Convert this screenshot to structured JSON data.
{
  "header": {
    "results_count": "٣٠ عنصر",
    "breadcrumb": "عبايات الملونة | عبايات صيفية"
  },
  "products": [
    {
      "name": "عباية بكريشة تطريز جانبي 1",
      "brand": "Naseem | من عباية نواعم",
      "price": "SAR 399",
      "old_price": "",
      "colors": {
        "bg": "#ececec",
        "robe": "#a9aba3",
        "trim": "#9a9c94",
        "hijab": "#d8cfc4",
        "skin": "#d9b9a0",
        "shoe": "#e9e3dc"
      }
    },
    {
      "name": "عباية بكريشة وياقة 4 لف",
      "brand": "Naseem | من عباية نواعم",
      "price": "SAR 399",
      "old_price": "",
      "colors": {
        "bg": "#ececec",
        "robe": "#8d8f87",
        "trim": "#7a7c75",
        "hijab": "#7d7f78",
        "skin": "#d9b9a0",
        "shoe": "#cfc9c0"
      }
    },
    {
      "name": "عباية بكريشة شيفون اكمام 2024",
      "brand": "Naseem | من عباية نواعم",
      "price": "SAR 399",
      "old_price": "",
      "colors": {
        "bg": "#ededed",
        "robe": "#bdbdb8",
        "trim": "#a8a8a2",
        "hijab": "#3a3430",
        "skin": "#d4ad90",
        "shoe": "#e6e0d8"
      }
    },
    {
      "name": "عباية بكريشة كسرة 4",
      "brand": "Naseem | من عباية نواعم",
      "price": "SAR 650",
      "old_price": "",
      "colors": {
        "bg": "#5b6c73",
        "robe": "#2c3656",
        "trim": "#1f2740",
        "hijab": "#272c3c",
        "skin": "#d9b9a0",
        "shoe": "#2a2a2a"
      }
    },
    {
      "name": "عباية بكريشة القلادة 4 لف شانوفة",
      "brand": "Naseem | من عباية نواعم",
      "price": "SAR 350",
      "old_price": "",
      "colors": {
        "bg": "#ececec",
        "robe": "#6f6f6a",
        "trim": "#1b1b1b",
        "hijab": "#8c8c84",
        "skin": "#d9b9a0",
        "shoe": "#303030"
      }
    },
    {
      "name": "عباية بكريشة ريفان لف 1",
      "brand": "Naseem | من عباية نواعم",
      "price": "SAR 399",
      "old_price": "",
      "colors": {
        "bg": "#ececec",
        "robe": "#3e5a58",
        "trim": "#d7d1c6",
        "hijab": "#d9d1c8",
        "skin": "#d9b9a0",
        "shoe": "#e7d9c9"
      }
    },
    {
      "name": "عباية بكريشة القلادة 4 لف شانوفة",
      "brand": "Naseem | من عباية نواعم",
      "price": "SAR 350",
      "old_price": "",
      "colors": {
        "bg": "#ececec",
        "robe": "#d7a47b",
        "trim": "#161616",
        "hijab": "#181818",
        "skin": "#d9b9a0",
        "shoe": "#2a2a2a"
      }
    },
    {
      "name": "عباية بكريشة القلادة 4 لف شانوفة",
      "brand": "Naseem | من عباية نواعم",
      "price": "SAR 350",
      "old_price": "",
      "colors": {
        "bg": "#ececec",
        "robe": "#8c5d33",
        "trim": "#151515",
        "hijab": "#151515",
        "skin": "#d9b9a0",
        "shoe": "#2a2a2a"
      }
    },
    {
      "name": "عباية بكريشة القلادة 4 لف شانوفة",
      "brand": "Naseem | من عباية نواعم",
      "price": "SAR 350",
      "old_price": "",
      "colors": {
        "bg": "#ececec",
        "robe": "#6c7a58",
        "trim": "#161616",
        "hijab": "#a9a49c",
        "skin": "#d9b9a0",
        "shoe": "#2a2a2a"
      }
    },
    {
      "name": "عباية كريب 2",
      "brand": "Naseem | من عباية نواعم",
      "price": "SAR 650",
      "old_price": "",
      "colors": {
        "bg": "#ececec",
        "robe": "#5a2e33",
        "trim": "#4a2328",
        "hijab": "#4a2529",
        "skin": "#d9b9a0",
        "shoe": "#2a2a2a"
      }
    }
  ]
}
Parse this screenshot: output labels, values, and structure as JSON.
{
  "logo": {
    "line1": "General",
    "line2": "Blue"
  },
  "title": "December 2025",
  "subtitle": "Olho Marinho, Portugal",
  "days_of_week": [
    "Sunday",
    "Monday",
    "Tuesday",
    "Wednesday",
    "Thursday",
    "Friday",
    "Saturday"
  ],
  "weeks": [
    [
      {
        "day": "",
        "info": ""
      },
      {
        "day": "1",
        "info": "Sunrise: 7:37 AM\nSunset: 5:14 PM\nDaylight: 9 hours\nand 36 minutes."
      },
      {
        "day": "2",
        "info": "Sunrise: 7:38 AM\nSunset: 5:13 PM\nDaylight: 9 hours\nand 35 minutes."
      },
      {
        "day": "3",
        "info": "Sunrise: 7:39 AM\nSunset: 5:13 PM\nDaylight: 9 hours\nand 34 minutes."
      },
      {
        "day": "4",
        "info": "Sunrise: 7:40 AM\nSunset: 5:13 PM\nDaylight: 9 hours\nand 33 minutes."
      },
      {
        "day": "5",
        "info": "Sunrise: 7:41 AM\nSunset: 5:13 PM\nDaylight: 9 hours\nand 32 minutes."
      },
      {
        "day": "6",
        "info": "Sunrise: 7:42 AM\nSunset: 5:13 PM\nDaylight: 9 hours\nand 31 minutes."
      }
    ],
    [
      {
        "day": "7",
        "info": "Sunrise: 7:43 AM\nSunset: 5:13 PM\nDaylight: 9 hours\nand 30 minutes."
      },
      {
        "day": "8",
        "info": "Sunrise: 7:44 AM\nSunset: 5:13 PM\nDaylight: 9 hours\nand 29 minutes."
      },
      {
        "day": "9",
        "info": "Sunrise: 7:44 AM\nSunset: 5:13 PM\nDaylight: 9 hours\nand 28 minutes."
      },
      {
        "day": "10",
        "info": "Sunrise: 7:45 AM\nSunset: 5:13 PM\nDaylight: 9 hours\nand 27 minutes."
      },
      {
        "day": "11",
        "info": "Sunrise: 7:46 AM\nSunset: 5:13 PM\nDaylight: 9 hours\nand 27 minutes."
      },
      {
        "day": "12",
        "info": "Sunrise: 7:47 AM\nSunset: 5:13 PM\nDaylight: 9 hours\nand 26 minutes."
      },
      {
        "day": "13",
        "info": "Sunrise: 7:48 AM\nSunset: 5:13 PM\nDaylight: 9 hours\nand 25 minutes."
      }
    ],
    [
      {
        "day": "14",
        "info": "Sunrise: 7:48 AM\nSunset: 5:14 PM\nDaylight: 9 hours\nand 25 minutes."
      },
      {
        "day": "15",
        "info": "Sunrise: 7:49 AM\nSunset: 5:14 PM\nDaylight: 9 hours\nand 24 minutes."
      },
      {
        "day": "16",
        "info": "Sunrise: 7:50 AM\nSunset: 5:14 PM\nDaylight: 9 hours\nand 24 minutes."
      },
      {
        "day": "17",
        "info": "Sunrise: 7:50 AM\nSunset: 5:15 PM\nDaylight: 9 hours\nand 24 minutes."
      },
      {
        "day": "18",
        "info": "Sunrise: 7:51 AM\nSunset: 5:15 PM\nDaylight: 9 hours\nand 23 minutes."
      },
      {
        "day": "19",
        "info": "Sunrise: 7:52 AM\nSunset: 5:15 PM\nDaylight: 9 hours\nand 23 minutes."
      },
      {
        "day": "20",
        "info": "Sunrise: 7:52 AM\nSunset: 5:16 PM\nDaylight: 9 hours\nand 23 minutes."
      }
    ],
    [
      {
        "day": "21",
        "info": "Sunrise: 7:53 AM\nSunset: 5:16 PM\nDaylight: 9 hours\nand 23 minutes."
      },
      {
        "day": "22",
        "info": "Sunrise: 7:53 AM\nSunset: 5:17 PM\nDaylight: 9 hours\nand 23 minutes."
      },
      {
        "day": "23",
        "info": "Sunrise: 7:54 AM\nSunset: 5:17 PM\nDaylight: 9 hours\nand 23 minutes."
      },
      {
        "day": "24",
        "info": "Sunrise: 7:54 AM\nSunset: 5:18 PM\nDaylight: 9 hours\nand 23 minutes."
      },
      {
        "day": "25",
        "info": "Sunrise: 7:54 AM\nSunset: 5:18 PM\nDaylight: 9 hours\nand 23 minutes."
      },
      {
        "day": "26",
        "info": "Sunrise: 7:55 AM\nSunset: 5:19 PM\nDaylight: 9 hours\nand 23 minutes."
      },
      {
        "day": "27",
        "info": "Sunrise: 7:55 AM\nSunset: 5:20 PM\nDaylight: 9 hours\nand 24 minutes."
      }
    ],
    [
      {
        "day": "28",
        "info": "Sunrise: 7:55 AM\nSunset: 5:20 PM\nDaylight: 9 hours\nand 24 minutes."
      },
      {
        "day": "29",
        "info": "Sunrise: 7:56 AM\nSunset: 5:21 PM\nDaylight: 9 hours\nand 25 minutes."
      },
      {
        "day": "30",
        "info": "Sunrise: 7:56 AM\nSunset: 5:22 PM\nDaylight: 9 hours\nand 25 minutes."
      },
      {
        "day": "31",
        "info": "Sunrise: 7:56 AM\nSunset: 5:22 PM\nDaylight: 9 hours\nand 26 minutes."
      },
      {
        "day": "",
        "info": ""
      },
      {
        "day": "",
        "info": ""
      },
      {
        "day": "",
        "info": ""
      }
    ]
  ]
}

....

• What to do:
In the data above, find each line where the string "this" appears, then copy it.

• Answer section:
Convert this screenshot to structured JSON data.
Parse this screenshot: output labels, values, and structure as JSON.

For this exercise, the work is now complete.